Has anyone seen any info on polymer developments for pistols? I’ve been looking online for articles about improvements in strength and durability, and if any maker has made them, or is using someone else’s. I’ll buy polymer if that’s my only choice, but I wonder about this and other synthetic materials.
With the military modular pistol trials, the major players have started using metal drop in “chassis.” The polymer is more just a handle now. That said, many older polymer guns are still in perfect, albeit used, condition.
What specifically are you concerned about?
A lot of reputable manufacturers now have polymer pistols and rifles. There are still serviceable polymer pistols that have been around 50 years (HK VP70), pistols with hundreds of thousands of rounds through them, and quite a few with a combination of age and rounds fired.
Police and military use have proven that they are perfectly suited to a lot of different operating conditions.
I personally have a Gen 2 Glock purchased in the '80s that still does range duty regularly. I don’t see any degradation in functionality or performance between that and a Gen 5 that I recently acquired.
Amen - I was just curious - who uses the drop-in chassis?
Most of the big players. S&W, Ruger, Glock, Sig(they got the contract), FNH. I’m not sure about H&K and Beretta, but I believe they do as well.
As much as I like my metal framed pistols, I have to say that I prefer carrying a plastic fantastic. IMO, the best way to get over that hump, is to get a plastic pistol that has a long track record of reliability with LE, military, and/or government agencies. For me, that was an HK USP, but I’m sure that Glock is another good brand.

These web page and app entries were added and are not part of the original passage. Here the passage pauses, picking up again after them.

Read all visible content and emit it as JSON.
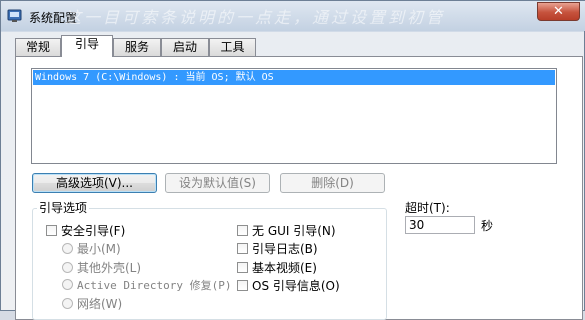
{
  "window": {
    "title": "系统配置",
    "watermark": "这一目可索条说明的一点走，通过设置到初管",
    "close_glyph": "✕"
  },
  "tabs": [
    {
      "label": "常规",
      "active": false
    },
    {
      "label": "引导",
      "active": true
    },
    {
      "label": "服务",
      "active": false
    },
    {
      "label": "启动",
      "active": false
    },
    {
      "label": "工具",
      "active": false
    }
  ],
  "os_list": {
    "items": [
      "Windows 7 (C:\\Windows) : 当前 OS; 默认 OS"
    ],
    "selected_index": 0
  },
  "buttons": {
    "advanced": "高级选项(V)...",
    "set_default": "设为默认值(S)",
    "delete": "删除(D)"
  },
  "boot_options": {
    "title": "引导选项",
    "safe_boot": "安全引导(F)",
    "minimal": "最小(M)",
    "alternate_shell": "其他外壳(L)",
    "ad_repair": "Active Directory 修复(P)",
    "network": "网络(W)",
    "no_gui": "无 GUI 引导(N)",
    "boot_log": "引导日志(B)",
    "base_video": "基本视频(E)",
    "os_boot_info": "OS 引导信息(O)"
  },
  "timeout": {
    "label": "超时(T):",
    "value": "30",
    "unit": "秒"
  }
}
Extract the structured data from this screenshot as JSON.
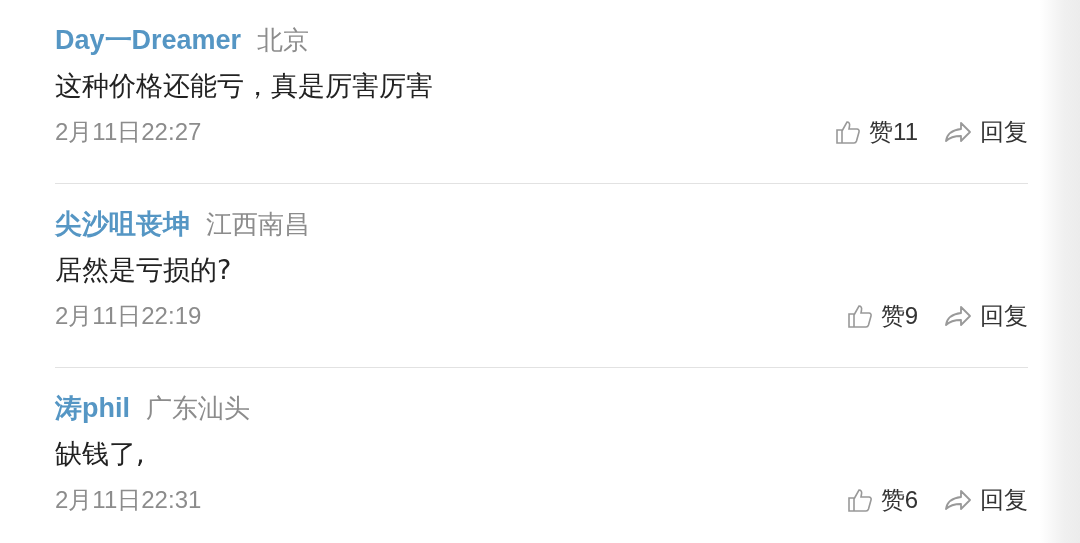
{
  "comments": [
    {
      "user": "Day一Dreamer",
      "location": "北京",
      "text": "这种价格还能亏，真是厉害厉害",
      "time": "2月11日22:27",
      "likes": "赞11",
      "reply": "回复"
    },
    {
      "user": "尖沙咀丧坤",
      "location": "江西南昌",
      "text": "居然是亏损的?",
      "time": "2月11日22:19",
      "likes": "赞9",
      "reply": "回复"
    },
    {
      "user": "涛phil",
      "location": "广东汕头",
      "text": "缺钱了,",
      "time": "2月11日22:31",
      "likes": "赞6",
      "reply": "回复"
    }
  ]
}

I think you will find that there are good and bad examples of both metal pistols, and plastic pistols.
Most notably Sig Sauer in their P320/M17 line.
@KURT17 . I have a polymer frame SCCY CPX-2. A cheap polymer gun. 3,000+ rounds downrange trouble-free, until just recently needing to replace the ejector. My point? The polymer has not been a weak point in my gun, as it attaches to a metal chassis. Again, after 5 years and 3,000 rounds, my polymer shows no sign of wear. It does eliminate a good amount of weight from the gun, making it very comfortable for all-day carry. In my experience I’ve encountered nothing that would cause me to doubt the durability or functionality of a polymer pistol.
I don’t have experience with the others but with the p320, I have three different ‘grip modules’ and 2 slides. Just move the fcu-sig’s term for the drop in chassis- between them. Basically 3 sizes of gun for the price of 1.5.
Plastic guns are very easy to maintain as well! Polymer has proven itself for sure.